Corbyn has done very well during the campaign, and some of his detractors have had to admit that maybe he wasn't so bad after all, and that if the media and the political and financial establishment didn't hate him, it would have been easier for him to get his message across to the voters.
What's up with the parties that aren't the Conservatives or Labour? Do they have much power?
Britain's first-past-the-post electoral system has always made it tough for anyone other than the Conservatives and Labour.
This election is even more of a two-party race, except in Scotland, where the Scottish National Party, which wants independence for Scotland, will win most, if not all, the seats. That doesn't mean they will come anywhere near getting as many seats as Labour or the Conservatives, though. Northern Ireland and Wales also have local parties that always do well, but that doesn't translate to big power on the national stage.
UKIP, the party once led by Donald Trump ally Nigel Farage, seems to have lost most of its support. That's mostly because the Conservatives have presented themselves as a pro-Brexit, anti-immigration party, attracting people who used to be UKIP voters.

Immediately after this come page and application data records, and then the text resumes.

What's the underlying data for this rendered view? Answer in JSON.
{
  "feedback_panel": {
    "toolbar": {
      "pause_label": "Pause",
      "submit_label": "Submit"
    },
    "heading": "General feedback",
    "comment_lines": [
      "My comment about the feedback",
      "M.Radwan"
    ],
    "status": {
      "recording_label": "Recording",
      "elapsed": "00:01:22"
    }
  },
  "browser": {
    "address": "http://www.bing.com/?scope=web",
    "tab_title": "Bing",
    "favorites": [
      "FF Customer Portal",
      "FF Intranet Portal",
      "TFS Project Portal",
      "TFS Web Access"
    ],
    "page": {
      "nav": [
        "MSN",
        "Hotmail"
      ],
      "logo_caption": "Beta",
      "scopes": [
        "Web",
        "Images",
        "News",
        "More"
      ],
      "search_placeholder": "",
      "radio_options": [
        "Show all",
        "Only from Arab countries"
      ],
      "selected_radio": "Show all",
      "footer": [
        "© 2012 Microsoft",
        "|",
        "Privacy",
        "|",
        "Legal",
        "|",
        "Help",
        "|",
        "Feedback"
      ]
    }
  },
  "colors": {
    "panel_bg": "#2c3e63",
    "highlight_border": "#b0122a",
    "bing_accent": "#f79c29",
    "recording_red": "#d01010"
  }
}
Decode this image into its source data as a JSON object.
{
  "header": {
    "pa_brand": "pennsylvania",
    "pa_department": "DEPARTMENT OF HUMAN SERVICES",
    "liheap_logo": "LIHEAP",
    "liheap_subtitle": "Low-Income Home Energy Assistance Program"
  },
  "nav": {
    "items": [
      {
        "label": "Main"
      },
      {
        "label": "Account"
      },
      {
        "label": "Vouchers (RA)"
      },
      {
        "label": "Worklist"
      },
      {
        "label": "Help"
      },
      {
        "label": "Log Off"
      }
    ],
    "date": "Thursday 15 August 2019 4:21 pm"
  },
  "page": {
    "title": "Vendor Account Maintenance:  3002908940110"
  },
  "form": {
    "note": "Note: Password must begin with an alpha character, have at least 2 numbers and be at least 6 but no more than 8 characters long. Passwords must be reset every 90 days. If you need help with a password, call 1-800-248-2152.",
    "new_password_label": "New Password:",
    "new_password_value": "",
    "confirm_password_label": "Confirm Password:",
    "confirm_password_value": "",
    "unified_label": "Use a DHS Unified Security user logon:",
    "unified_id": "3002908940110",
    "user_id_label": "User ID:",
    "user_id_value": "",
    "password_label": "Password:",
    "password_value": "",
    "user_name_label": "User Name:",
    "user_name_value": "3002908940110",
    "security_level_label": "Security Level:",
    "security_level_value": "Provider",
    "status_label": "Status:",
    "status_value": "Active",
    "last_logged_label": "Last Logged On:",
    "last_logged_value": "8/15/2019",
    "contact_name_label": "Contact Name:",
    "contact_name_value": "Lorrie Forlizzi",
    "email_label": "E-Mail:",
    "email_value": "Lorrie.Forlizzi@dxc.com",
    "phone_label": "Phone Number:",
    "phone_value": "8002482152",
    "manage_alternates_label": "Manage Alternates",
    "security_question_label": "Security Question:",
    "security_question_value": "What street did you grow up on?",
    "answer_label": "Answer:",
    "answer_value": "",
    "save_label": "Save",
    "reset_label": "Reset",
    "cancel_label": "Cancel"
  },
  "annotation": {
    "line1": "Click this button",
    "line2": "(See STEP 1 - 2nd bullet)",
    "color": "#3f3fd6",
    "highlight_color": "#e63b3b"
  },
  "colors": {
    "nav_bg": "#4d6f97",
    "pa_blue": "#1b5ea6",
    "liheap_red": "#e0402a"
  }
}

The traditional third party, the Liberal Democrats, were hurt badly by being in coalition with the Tories between 2010 and 2015. They are trying to attract voters who really want Britain to stay in the European Union by saying they will hold another referendum, but are hampered again and again by the refusal of their Christian leader Tim Farron to definitively say that being gay is not a sin. Also, he looks like a button.
Are the Tories going to win again?
Almost certainly. Labour has closed the gap in the polls, but it's unlikely to be enough, and it is still struggling desperately in the formerly industrial communities that were once its heartland but which have been, like the American Rust Belt, neglected for far too long. Age is also a factor: If this election excluded voters over 50, Labour would win, but there's a lot of old people in Britain, and they (particularly those over 65) tend to be keen on the Conservatives.
What happens if no one gets an outright majority? Is there an obvious coalition?
The Conservatives could probably rely on the Democratic Unionist Party, the largest unionist party in Northern Ireland, once led by Protestant firebrand Reverend Ian Paisley, if they came up a little short. Otherwise, if the Conservatives don't win, some kind of progressive alliance could materialize in which Labour led in partnership with the Liberal Democrats, Scottish Nationalists, and the Green Party.
What would happen if Labour won? Would Brexit be softened or reversed?
It would be softened, but it's Labour's policy to go ahead with it because the vote has happened now, which means that THE PEOPLE HAVE SPOKEN, and we have to go ahead with Brexit, even if that makes us nothing more than polite lemmings trooping over a cliff.
Follow Oscar Rickett on Twitter.